Introducing Schema Registry for Azure Messaging Services

In my previous post, we discussed the Schema Registry as a tool for message validation. When designing asynchronous or event-/message-driven system architecture on the cloud, the schema registry should really be considered to check the validity of messages. Unfortunately, any of Azure messaging service including Queue Storage, Service Bus, Event Hub, Event Grid doesn’t currently support the schema registry feature. Therefore, we have to implement it by ourselves.

Throughout this post, I’m going to build a schema registry using Azure Blob Storage and register schemas there, with sample codes.

Sample Codes and NuGet Libraries

All sample codes shown in this post use C# libraries from NuGet, based on .NET Core. Here are all the links to the libraries and documents downloadable from the GitHub repository.

Package Document Download Version
Aliencube.AzureMessaging.SchemaRegistry Document
Aliencube.AzureMessaging.SchemaRegistry.Sinks Document
Aliencube.AzureMessaging.SchemaRegistry.Sinks.Blob Document
Aliencube.AzureMessaging.SchemaRegistry.Sinks.FileSystem Document
Aliencube.AzureMessaging.SchemaRegistry.Sinks.Http Document
Aliencube.AzureMessaging.SchemaValidation Document
Aliencube.AzureMessaging.SchemaValidation.HttpClient Document
Aliencube.AzureMessaging.SchemaValidation.ServiceBus Document

Publisher/Subscriber Architecture Pattern

The Pub/Sub pattern introduced in the previous post has now a schema registry and here’s the updated architecture diagram.

We’re going to implement those three parts:

  • Azure Blob Storage: This works as a schema registry.
  • Azure Logic Apps: This is used for both publisher and subscriber. It’ll be further discussed in the next post.
  • Azure Functions: This is used for message validation. It’ll be further discussed in the next post.

Implementing Schema Registry

By declaring a container on Azure Blob Storage, we can use it as a schema registry. If the high availability is considered, get another Blob Storage instance and store schemas to both storages. However, for our convenience, we’re going to create two containers in one Blob Storage, called schemas and backups, which emulates as if there are two separate Azure Storage accounts. From the resource management perspective, we need three resources to use Blob Storage as the schema registry:

  1. Storage Account instance
  2. Blob Service
  3. Blob Container

Here’s the over-simplified version of ARM template for Blob Storage.
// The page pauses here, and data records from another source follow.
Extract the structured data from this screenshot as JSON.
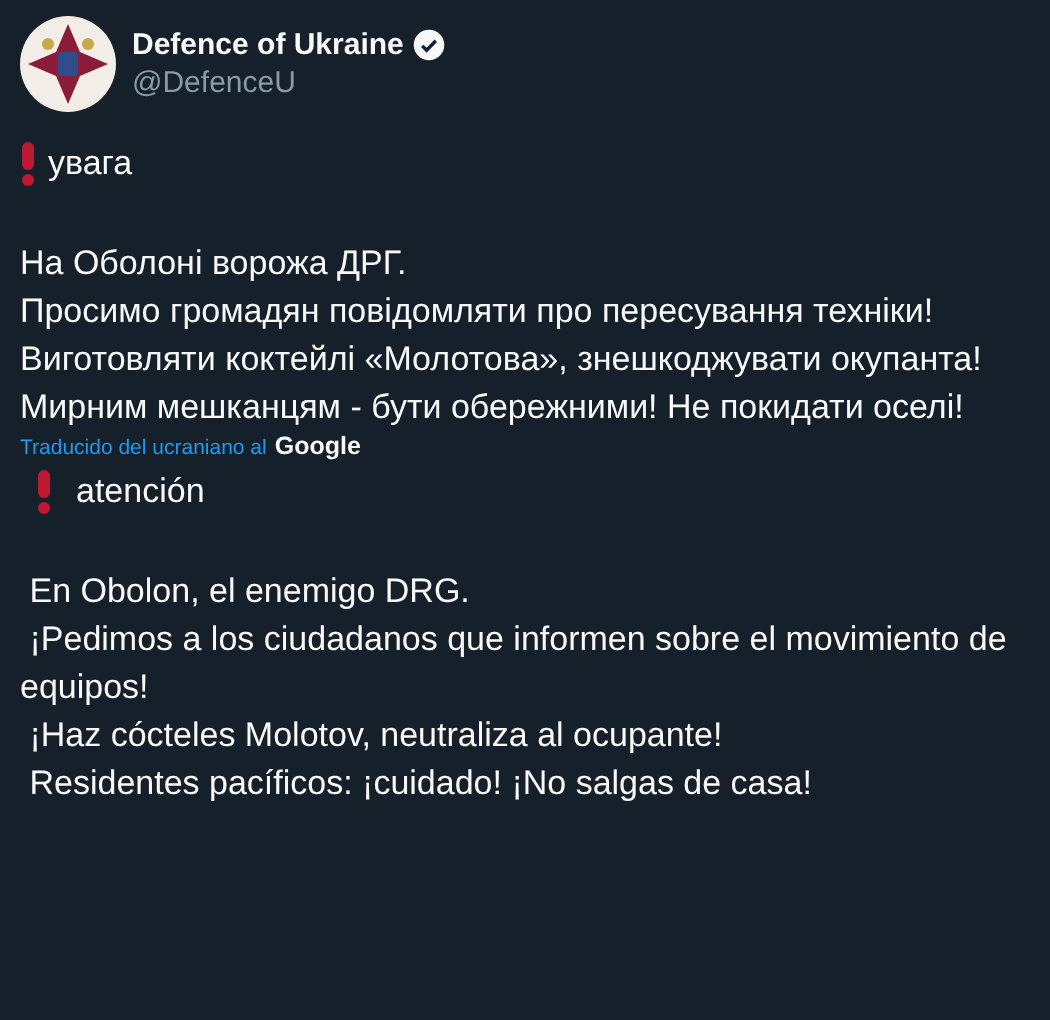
{
  "author": {
    "name": "Defence of Ukraine",
    "handle": "@DefenceU",
    "verified": true
  },
  "original": [
    {
      "kind": "alert",
      "text": "увага"
    },
    {
      "kind": "line",
      "text": "На Оболоні ворожа ДРГ."
    },
    {
      "kind": "line",
      "text": "Просимо громадян повідомляти про пересування техніки!"
    },
    {
      "kind": "line",
      "text": "Виготовляти коктейлі «Молотова», знешкоджувати окупанта!"
    },
    {
      "kind": "line",
      "text": "Мирним мешканцям - бути обережними! Не покидати оселі!"
    }
  ],
  "translation_note": {
    "text": "Traducido del ucraniano al",
    "provider": "Google"
  },
  "translation": [
    {
      "kind": "alert",
      "text": "atención"
    },
    {
      "kind": "line",
      "text": " En Obolon, el enemigo DRG."
    },
    {
      "kind": "line",
      "text": " ¡Pedimos a los ciudadanos que informen sobre el movimiento de equipos!"
    },
    {
      "kind": "line",
      "text": " ¡Haz cócteles Molotov, neutraliza al ocupante!"
    },
    {
      "kind": "line",
      "text": " Residentes pacíficos: ¡cuidado! ¡No salgas de casa!"
    }
  ]
}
If you’re interested in the whole template structure, check out this GitHub page.

As you can see above, all ARM templates are written in YAML. If you want to know more about YAML-based ARM templates, please have a look at my previous post.

After completing the ARM template, run this through Azure CLI to generate the instance.

This is the result of Schema Registry implementation.

Let’s write a console app to register schemas.

Schema Registration

In a nutshell, registering schemas is just uploading them into Azure Blob Storage. Therefore, we can simply use Azure REST API or SDKs using in different languages. However, there are always use cases that Azure Blob Storage is not the only schema registry, but it can be anything, say AWS S3 Bucket or something else. To consider this sort of possibility, the library borrows the concept of the Sink and each sink works as DSL. Therefore, for our use case, declare BlobStorageSchemaSink and upload schemas through it.

The entire sample code for this schema registration console app is here.

Sink Declaration for Schema Registry

Within the console app, declare two sinks with two containers, as we are going to have two sinks, one for main and the other for backup.

When you have a look at the code, the BlobStorageSchemaSink library introduces Fluent API and actively uses the method chaining approach like WithXXX() methods. As a result, the code readability gets significantly improved.

In case you are confused the concept between “train wreck” and “method chaining”, have a look at this post and this post to get a high-level overview.

Schema Producer Declaration

Now, we’ve got the schema sink representing the schema registry. We need to declare the SchemaProducer. As the SchemaRegistry library contains the producer, import the library and use it.

The code shows how to declare the producer and register two sinks that connect to each schema registry.

Schema Upload

Let’s upload schemas! The following code snippet shows how to upload schema through the producer by sending the class type reference.

If a JSON schema is ready, then upload it directly like below:

Once the schema is uploaded, Azure Blob Storage shows it’s uploaded.

So far, we’ve created a schema registry using Azure Blob Storage and register schemas using the NuGet libraries with a sample console app. In the next post, we’re going to deal with the next part of this implementation – how publisher and subscriber make use of the schema registry for message validation.